» Data supplied
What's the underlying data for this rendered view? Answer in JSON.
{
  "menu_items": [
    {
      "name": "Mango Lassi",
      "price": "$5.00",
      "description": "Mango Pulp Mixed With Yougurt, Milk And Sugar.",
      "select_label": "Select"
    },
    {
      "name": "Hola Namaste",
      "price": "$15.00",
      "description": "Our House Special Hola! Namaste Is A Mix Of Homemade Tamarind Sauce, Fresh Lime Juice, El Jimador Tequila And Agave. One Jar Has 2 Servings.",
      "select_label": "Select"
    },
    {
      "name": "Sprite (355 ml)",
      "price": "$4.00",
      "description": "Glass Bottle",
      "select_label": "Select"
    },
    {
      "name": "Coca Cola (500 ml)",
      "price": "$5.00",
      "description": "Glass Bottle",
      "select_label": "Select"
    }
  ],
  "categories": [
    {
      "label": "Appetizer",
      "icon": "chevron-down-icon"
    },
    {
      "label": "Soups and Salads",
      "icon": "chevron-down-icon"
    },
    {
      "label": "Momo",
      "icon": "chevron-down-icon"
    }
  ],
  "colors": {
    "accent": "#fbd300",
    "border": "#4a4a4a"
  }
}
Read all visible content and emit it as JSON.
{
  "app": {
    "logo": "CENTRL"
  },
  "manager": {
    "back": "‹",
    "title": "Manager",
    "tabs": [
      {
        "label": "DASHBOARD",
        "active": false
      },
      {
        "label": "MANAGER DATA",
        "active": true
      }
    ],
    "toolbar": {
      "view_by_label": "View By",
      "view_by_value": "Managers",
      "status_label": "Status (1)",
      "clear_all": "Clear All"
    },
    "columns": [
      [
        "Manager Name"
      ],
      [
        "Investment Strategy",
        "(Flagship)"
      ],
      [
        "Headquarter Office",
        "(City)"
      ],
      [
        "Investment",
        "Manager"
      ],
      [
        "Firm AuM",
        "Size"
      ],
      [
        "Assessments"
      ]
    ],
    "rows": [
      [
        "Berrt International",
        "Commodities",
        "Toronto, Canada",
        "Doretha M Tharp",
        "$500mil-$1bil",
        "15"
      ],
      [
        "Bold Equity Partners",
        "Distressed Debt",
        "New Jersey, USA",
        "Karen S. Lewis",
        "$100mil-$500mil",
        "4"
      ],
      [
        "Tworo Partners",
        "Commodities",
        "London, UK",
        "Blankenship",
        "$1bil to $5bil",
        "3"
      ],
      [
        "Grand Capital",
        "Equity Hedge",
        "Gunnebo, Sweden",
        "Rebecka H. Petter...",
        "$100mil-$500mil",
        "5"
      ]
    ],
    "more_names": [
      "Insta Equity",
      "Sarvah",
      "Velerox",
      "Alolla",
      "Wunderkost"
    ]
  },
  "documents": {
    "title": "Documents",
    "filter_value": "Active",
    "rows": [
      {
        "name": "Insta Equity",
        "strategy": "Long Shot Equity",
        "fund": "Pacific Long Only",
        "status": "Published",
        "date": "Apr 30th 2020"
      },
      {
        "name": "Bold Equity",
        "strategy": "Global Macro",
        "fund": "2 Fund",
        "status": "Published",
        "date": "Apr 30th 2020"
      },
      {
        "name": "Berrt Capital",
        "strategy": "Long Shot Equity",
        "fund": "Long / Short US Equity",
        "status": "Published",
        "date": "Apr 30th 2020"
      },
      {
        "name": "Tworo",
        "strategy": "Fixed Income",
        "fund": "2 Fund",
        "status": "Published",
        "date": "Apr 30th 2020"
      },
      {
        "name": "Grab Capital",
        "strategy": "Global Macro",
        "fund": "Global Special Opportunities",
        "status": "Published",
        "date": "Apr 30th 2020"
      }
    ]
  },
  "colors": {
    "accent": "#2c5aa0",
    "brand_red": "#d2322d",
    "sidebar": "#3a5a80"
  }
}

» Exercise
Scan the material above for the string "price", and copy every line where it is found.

» Task result
      "price": "$5.00",
      "price": "$15.00",
      "price": "$4.00",
      "price": "$5.00",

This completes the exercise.